MUTHANGHI, Andhra Pradesh — In late March, Raveela Gangula rallied a dozen women to stop a drunken man from savagely beating his wife in Muthangi, a village in the southern Indian state of Andhra Pradesh. Although they restrained him and called the police, he was released that evening without charges.
“The police should have locked him up for at least a week and scared him from ever touching another woman like that again,” Gangula said. “The government does not support us.”
For Gangula, the tenacious leader of a local microlending organization for women, the injustice was another reason to challenge a broken system — especially at a moment when India appears ready for change.
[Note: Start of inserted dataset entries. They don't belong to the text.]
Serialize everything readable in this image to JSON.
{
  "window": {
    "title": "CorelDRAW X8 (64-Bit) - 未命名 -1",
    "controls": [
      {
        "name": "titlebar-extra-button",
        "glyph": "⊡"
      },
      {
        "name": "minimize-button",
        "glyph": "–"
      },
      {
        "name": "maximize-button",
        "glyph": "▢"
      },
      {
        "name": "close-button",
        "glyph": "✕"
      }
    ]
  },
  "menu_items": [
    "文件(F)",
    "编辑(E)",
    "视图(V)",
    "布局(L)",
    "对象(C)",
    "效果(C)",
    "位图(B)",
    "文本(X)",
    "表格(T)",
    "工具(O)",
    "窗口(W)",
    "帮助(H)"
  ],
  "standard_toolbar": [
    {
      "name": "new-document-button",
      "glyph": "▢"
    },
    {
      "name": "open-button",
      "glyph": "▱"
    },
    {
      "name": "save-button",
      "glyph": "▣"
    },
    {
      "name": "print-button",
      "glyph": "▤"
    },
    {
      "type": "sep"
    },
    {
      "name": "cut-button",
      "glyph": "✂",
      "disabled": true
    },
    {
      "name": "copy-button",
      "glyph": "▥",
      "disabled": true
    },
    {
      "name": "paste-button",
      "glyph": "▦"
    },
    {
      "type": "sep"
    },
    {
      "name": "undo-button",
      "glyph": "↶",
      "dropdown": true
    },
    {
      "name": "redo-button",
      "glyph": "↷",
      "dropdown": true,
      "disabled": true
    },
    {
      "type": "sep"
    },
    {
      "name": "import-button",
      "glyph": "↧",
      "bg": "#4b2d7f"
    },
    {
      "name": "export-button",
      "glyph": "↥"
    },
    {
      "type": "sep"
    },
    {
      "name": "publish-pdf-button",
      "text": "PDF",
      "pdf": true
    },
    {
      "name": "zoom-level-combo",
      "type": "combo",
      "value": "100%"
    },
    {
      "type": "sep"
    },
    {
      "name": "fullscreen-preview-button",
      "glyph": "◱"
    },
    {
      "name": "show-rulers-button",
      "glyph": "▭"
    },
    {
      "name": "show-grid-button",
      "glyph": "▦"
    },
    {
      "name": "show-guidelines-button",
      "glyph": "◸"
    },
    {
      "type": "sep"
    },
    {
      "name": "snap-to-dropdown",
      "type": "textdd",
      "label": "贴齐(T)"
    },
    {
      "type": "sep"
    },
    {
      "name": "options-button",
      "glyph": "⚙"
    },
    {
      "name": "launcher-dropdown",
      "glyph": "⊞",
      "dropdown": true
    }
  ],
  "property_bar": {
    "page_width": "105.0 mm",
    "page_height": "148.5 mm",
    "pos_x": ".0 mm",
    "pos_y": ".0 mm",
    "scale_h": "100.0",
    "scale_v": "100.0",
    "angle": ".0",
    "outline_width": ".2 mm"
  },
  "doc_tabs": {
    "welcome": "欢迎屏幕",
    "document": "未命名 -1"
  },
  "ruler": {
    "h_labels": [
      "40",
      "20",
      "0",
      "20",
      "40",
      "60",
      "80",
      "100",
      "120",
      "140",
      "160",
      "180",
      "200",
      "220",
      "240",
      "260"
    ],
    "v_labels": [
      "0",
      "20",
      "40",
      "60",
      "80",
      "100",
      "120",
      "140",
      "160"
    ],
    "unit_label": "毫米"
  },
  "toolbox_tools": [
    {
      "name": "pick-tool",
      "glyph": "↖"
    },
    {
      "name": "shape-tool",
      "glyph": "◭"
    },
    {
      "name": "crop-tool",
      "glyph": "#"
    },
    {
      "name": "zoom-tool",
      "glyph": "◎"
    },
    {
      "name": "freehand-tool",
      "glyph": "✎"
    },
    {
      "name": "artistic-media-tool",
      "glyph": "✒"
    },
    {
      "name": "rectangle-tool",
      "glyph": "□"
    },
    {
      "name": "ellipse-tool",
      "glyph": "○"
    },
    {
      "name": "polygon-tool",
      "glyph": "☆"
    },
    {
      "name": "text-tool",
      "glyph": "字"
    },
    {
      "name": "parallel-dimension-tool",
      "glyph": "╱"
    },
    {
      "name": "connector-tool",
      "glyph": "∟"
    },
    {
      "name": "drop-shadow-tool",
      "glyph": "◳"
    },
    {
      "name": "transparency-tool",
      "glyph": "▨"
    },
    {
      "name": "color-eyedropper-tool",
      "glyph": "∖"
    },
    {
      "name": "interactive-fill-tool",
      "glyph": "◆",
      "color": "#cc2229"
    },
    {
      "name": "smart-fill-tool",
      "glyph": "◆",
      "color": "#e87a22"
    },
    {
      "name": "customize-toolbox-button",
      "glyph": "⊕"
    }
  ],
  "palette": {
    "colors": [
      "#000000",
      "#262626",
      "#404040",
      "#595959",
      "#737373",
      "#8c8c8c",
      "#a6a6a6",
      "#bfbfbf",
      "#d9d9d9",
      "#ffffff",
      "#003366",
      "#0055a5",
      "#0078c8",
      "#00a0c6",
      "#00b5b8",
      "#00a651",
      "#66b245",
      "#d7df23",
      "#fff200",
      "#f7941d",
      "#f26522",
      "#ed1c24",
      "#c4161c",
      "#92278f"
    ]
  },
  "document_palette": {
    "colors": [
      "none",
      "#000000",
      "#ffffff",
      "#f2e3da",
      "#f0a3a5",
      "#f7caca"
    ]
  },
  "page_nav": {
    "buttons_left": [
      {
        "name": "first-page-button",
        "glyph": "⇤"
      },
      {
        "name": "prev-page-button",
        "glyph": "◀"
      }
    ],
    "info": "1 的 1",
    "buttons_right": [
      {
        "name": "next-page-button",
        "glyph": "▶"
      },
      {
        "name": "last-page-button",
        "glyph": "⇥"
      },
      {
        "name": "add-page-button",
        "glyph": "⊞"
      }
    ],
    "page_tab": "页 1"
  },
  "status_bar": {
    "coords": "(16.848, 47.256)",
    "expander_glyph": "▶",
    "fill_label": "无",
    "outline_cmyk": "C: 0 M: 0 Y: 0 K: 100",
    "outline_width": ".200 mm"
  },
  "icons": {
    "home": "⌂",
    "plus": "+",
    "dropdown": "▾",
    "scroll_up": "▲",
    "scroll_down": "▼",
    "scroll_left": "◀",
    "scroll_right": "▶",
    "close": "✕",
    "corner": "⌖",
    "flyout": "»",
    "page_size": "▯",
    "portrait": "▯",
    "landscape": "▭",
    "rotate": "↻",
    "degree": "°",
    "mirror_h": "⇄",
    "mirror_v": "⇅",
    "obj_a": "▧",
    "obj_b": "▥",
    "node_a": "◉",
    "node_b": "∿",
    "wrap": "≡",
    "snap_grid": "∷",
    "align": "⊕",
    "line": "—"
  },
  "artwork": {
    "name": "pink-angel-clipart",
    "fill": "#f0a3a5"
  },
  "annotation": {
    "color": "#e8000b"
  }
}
As the world’s largest democracy undertakes its first national elections since 2009, many women — from village leaders to parliamentary contenders — are now running against the stubborn men’s club of Indian politics, which too often ignores women’s issues. India’s parliament has one of the lowest rates of gender equity in the world, with women occupying just 11 percent of its 545 seats. Women have historically voted at lower rates than men, accounting for 45 percent of votes cast in 2009.
But trends are slowly changing, and this year’s elections could be a turning point. According to data from the Election Commission, 66 percent of eligible women voted in 2009 — up significantly from the 1960s, when fewer than half of eligible women showed up at the polls.
The gender ratio of voting has also improved. One study has found that there are now at least 883 female voters for every 1,000 male voters, compared with 715 in the 1960s. Women voted in record numbers in state elections last year and have outvoted men in five of the 13 states that have polled so far in the current elections.
Meanwhile, political parties are under pressure to address women’s rights after the gang rape of a young student in New Delhi triggered furious protests and heated dialogue in 2012.
“We as a nation are on the cusp of revolution with regard to women’s participation in politics,” said Jothimani Sennimalai, a first-time parliamentary candidate from the state of Tamil Nadu. “We saw a major gender transformation in the last two decades, with a dramatic increase of women in the formal workforce. I see a similar movement building in the world of politics.”
Parties have traditionally targeted class or caste lines, not gender, when campaigning — a strategy tailored for India’s cultural mosaic and socioeconomic strata. But activists like Aprajita Pandey worry that women won’t gain political ground unless they overcome these divisions.
The community organizer works with Delhi-based Haiyya to bring together women of all backgrounds to discuss issues that serve as common ground, like safety and access to public spaces.
“There are different sections of women, like minority women and elite women, and they all have their different social realities,” she said. “So how do you bring about the value that [women] are different but share a common identity, a common struggle?”
Pandey said organizing women works only when they can see their shared experience — when, for instance, housewives recognize that domestic workers need safer streets when they go home from work late.
Without that understanding, the divisions among women can defeat them.
Before she became an influential community leader in Andhra Pradesh, Gangula said she faced discrimination from other women, back when she was just a quiet self-help group member who sat silently at meetings with her head against the wall.
In 2011 her organization required that somebody from a disadvantaged caste be elected leader next. Gangula, who is a member of the historically marginalized dalit caste, was pushed to lead the group.
Her new role didn’t mean she was immediately accepted. “As soon as I walked out the door, the other women said things like, ‘How can she lead the group? We cannot enter her house,’” she said, referring to a prejudice that dalits are untouchable or unclean. “My heart sank.”
But the painful remarks also fueled her determination. Three years later, Gangula has won subsequent elections and provides support to community women of all backgrounds. And that network, she said, is their strength.
“Only women will think for other women,” she said. “No man will ever do that. We’re here to look after ourselves.”